Source information section start

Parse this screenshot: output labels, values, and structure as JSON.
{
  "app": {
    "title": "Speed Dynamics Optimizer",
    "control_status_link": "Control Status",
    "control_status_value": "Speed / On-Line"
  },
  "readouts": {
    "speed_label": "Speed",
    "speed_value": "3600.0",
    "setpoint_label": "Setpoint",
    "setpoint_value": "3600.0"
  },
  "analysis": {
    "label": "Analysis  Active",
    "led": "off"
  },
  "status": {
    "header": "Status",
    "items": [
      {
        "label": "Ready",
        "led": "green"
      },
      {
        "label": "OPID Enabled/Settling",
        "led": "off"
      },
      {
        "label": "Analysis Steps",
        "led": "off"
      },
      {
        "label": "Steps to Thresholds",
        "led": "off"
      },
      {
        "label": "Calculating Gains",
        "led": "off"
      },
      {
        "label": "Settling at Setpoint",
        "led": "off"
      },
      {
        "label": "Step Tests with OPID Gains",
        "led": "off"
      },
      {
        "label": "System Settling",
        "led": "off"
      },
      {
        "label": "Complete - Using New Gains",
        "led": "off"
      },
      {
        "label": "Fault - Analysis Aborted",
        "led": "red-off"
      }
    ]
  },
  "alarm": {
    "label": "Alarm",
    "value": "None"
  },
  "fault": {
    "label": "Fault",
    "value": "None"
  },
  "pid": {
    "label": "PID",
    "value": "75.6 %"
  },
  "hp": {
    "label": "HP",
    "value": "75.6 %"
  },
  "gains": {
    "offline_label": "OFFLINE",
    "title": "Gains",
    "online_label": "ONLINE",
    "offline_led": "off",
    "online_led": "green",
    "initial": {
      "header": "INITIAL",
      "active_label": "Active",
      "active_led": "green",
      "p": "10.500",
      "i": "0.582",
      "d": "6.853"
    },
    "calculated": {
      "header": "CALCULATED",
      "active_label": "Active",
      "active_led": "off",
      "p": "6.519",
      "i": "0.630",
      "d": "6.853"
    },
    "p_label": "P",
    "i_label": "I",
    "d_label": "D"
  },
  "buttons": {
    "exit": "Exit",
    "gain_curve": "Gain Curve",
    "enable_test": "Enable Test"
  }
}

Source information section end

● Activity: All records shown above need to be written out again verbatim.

● Written response:
Parse this screenshot: output labels, values, and structure as JSON.
{
  "app": {
    "title": "Speed Dynamics Optimizer",
    "control_status_link": "Control Status",
    "control_status_value": "Speed / On-Line"
  },
  "readouts": {
    "speed_label": "Speed",
    "speed_value": "3600.0",
    "setpoint_label": "Setpoint",
    "setpoint_value": "3600.0"
  },
  "analysis": {
    "label": "Analysis  Active",
    "led": "off"
  },
  "status": {
    "header": "Status",
    "items": [
      {
        "label": "Ready",
        "led": "green"
      },
      {
        "label": "OPID Enabled/Settling",
        "led": "off"
      },
      {
        "label": "Analysis Steps",
        "led": "off"
      },
      {
        "label": "Steps to Thresholds",
        "led": "off"
      },
      {
        "label": "Calculating Gains",
        "led": "off"
      },
      {
        "label": "Settling at Setpoint",
        "led": "off"
      },
      {
        "label": "Step Tests with OPID Gains",
        "led": "off"
      },
      {
        "label": "System Settling",
        "led": "off"
      },
      {
        "label": "Complete - Using New Gains",
        "led": "off"
      },
      {
        "label": "Fault - Analysis Aborted",
        "led": "red-off"
      }
    ]
  },
  "alarm": {
    "label": "Alarm",
    "value": "None"
  },
  "fault": {
    "label": "Fault",
    "value": "None"
  },
  "pid": {
    "label": "PID",
    "value": "75.6 %"
  },
  "hp": {
    "label": "HP",
    "value": "75.6 %"
  },
  "gains": {
    "offline_label": "OFFLINE",
    "title": "Gains",
    "online_label": "ONLINE",
    "offline_led": "off",
    "online_led": "green",
    "initial": {
      "header": "INITIAL",
      "active_label": "Active",
      "active_led": "green",
      "p": "10.500",
      "i": "0.582",
      "d": "6.853"
    },
    "calculated": {
      "header": "CALCULATED",
      "active_label": "Active",
      "active_led": "off",
      "p": "6.519",
      "i": "0.630",
      "d": "6.853"
    },
    "p_label": "P",
    "i_label": "I",
    "d_label": "D"
  },
  "buttons": {
    "exit": "Exit",
    "gain_curve": "Gain Curve",
    "enable_test": "Enable Test"
  }
}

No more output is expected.